:: Aim of the exercise ::
Every line below that mentions the word "this" should be copied out.

Excerpts from an interface dataset:
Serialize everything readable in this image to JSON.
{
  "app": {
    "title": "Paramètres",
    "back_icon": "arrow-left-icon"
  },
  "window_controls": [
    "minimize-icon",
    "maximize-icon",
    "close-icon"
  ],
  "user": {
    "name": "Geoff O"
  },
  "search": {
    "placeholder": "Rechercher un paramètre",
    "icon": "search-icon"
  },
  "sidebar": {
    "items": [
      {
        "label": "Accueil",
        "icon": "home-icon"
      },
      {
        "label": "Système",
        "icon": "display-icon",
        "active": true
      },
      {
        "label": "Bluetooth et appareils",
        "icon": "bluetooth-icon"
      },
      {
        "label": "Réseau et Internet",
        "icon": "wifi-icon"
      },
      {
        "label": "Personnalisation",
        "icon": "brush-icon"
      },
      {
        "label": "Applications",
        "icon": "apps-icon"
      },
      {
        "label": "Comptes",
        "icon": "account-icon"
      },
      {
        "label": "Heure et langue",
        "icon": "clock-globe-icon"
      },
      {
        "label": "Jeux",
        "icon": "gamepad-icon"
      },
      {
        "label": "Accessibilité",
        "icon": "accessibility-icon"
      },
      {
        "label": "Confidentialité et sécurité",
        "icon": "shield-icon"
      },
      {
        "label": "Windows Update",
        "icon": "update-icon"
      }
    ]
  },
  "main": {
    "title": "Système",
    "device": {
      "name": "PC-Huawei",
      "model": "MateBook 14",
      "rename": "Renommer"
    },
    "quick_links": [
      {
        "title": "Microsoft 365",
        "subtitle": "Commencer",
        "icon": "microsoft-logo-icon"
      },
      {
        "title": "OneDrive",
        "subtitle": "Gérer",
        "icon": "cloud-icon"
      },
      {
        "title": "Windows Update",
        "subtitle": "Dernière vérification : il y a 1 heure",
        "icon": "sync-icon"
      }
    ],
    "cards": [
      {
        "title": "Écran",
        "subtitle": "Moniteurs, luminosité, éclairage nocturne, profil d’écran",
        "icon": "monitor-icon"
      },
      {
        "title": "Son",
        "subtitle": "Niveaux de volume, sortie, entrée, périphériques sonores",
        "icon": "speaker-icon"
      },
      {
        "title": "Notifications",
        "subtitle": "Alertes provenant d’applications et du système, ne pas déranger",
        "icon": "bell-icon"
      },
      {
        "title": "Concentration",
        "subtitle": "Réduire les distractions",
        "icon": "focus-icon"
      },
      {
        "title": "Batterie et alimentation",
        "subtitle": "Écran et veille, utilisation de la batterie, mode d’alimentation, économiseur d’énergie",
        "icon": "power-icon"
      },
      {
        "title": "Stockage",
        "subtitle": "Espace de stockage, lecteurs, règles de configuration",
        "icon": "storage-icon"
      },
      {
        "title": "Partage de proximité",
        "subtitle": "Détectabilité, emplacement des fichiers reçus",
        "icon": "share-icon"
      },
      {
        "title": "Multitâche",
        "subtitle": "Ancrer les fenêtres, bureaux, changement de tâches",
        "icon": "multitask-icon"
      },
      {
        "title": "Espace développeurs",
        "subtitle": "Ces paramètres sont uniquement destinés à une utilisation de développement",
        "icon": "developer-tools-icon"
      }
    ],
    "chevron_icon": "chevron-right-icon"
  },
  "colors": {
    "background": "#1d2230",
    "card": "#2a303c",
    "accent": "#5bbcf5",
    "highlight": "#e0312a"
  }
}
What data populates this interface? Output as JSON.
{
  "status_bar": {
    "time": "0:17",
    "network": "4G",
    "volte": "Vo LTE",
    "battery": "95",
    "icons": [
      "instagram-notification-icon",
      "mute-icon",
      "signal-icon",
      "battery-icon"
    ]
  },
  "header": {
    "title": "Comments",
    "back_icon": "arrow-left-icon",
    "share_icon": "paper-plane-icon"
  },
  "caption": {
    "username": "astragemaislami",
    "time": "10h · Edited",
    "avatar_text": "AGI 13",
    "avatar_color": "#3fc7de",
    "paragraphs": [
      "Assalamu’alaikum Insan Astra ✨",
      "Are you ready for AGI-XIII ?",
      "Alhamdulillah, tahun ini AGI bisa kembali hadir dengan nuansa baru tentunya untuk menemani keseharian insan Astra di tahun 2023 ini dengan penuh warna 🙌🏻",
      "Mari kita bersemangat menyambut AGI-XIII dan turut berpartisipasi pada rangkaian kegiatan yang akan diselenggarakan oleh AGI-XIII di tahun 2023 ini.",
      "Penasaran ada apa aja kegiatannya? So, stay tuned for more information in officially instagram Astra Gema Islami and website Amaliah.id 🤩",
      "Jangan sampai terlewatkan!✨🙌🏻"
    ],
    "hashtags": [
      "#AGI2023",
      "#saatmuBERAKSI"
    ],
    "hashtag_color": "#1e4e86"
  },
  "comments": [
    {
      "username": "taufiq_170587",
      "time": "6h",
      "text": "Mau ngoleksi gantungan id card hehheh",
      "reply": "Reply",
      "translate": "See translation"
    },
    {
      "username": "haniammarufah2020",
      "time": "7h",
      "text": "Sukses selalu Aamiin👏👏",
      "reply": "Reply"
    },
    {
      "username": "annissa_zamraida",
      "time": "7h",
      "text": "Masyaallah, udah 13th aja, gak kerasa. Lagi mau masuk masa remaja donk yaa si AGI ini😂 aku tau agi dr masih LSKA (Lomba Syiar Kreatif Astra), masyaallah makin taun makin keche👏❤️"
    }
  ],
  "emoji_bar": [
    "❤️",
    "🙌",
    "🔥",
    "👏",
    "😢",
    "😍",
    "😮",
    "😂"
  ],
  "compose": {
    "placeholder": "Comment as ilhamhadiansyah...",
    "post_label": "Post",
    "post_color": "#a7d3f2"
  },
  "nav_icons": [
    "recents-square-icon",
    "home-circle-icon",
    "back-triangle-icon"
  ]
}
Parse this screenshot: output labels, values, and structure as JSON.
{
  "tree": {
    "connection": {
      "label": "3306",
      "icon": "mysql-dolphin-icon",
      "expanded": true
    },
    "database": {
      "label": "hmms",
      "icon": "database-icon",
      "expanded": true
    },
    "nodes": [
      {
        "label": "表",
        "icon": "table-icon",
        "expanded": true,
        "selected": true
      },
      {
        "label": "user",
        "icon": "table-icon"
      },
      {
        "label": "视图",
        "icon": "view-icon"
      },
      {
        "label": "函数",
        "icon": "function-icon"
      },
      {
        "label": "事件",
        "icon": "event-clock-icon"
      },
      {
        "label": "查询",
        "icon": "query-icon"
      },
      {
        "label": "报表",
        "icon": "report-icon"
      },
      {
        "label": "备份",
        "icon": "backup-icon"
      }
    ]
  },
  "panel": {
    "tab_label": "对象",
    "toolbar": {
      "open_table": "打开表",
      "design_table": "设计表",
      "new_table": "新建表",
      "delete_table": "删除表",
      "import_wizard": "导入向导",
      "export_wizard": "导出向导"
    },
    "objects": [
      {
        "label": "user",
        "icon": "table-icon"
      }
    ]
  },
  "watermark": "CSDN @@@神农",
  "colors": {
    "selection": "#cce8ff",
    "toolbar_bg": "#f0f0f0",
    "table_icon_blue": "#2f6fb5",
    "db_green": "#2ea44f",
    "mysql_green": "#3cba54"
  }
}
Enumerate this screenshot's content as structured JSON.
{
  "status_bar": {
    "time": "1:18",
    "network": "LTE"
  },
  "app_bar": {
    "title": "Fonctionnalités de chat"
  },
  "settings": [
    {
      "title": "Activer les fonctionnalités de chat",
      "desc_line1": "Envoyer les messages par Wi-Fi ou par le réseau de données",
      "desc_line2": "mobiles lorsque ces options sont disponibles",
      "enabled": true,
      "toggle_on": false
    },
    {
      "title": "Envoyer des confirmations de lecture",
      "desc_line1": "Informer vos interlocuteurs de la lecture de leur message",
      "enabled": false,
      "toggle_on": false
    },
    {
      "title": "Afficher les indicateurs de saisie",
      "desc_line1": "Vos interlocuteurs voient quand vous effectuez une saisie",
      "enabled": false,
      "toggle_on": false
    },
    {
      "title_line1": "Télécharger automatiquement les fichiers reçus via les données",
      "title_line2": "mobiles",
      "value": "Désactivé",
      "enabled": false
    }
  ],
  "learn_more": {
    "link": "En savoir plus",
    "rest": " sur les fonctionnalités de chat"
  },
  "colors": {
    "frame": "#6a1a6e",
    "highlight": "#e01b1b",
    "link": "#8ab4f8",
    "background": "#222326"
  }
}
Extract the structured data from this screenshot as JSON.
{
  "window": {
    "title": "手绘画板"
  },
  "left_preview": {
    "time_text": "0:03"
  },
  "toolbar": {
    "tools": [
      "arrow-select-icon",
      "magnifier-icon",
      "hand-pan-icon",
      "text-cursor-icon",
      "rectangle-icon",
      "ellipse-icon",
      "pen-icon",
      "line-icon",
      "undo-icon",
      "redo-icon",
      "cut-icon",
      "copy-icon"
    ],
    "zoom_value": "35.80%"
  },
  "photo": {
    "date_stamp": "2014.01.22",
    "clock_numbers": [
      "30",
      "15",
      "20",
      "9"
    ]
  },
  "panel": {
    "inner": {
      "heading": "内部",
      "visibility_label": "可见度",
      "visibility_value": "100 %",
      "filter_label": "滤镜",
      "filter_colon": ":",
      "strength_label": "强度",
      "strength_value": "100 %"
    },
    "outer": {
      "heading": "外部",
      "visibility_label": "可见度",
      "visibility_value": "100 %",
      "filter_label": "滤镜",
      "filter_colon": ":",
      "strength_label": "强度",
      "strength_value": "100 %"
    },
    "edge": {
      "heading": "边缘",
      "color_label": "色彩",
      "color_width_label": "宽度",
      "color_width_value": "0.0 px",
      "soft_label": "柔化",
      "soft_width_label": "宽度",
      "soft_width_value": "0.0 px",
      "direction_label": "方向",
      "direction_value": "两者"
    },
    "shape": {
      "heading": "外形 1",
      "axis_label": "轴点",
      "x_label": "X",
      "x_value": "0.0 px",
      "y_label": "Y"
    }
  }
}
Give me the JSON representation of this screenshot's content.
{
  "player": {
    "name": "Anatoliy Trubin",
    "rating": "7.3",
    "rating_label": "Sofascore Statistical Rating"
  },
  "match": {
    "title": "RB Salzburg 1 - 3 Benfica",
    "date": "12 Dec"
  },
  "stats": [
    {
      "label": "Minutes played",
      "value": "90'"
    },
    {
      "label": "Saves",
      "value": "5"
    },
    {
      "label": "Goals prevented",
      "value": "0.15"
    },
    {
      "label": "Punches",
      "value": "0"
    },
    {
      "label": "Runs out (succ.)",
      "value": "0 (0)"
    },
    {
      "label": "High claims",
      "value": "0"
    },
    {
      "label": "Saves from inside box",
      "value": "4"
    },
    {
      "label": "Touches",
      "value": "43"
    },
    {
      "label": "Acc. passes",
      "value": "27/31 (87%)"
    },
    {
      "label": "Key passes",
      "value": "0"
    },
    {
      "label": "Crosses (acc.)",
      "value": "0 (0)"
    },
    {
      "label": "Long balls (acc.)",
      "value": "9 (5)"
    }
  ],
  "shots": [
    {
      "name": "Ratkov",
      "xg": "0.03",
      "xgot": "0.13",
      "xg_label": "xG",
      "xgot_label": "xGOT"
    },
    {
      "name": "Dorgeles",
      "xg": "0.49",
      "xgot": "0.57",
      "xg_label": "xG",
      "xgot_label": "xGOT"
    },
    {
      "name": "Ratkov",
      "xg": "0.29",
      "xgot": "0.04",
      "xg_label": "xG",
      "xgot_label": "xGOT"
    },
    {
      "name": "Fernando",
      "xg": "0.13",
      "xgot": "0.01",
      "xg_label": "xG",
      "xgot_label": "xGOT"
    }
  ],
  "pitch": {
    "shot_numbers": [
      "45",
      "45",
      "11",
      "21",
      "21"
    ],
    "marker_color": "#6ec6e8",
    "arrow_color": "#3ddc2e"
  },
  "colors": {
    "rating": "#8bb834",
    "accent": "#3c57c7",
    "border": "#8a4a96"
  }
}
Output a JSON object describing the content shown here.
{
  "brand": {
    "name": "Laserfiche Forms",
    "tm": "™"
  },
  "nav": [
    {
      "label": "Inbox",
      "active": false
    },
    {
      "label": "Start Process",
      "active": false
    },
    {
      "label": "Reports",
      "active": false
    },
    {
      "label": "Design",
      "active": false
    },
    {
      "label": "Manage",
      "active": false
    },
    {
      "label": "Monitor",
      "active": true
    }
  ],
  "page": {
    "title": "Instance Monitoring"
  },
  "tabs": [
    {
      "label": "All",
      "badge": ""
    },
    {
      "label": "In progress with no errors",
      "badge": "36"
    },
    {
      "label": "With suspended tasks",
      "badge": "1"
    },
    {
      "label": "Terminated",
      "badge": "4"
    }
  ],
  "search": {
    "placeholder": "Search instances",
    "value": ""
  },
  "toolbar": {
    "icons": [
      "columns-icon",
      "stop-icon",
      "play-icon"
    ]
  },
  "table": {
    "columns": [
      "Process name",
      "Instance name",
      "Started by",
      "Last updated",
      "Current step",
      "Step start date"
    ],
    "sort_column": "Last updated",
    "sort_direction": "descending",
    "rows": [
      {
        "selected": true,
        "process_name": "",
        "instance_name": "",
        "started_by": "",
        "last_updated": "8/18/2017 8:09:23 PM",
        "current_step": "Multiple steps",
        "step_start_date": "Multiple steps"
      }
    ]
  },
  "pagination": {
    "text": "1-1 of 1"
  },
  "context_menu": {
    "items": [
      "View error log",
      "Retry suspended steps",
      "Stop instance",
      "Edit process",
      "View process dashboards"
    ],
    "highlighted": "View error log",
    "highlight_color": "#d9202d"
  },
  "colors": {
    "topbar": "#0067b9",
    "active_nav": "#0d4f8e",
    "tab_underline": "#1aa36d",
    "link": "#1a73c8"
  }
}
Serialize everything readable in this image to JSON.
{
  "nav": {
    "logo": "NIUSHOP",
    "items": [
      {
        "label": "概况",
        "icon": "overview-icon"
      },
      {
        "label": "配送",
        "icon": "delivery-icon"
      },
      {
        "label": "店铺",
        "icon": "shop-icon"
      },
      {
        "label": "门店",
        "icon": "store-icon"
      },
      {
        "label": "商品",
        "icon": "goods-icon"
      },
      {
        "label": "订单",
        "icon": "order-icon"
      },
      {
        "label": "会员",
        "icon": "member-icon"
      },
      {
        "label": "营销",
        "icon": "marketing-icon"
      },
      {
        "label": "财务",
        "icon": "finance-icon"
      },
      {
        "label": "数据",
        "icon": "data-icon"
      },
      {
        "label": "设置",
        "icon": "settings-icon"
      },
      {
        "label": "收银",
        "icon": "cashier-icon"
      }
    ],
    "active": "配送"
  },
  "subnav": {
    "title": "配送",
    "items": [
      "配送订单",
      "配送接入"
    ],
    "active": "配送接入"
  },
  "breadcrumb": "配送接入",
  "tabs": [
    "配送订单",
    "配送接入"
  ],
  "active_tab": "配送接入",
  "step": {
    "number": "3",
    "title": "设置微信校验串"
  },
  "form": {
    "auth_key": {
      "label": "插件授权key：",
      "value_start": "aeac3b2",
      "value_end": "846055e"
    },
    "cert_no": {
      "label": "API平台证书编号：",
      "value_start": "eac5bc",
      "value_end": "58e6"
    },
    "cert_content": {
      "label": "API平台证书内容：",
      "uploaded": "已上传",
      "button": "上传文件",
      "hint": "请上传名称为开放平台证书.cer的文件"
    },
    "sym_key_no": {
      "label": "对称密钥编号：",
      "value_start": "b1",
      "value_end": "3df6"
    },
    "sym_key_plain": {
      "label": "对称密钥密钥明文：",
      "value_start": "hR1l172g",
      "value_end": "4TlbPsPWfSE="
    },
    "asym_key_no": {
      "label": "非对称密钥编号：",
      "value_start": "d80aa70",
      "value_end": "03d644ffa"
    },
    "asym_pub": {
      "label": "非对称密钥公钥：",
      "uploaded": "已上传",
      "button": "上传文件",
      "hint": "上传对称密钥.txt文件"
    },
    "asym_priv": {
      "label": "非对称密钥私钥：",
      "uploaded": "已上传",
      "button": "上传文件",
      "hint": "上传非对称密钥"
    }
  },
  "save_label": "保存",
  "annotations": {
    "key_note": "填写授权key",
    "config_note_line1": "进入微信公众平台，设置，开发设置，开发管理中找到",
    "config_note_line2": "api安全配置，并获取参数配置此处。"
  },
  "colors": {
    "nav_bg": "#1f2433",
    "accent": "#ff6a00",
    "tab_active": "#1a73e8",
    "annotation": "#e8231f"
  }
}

:: Answer to the problem ::
Serialize everything readable in this image to JSON.
What data populates this interface? Output as JSON.
Parse this screenshot: output labels, values, and structure as JSON.
Enumerate this screenshot's content as structured JSON.
Extract the structured data from this screenshot as JSON.
Give me the JSON representation of this screenshot's content.
Serialize everything readable in this image to JSON.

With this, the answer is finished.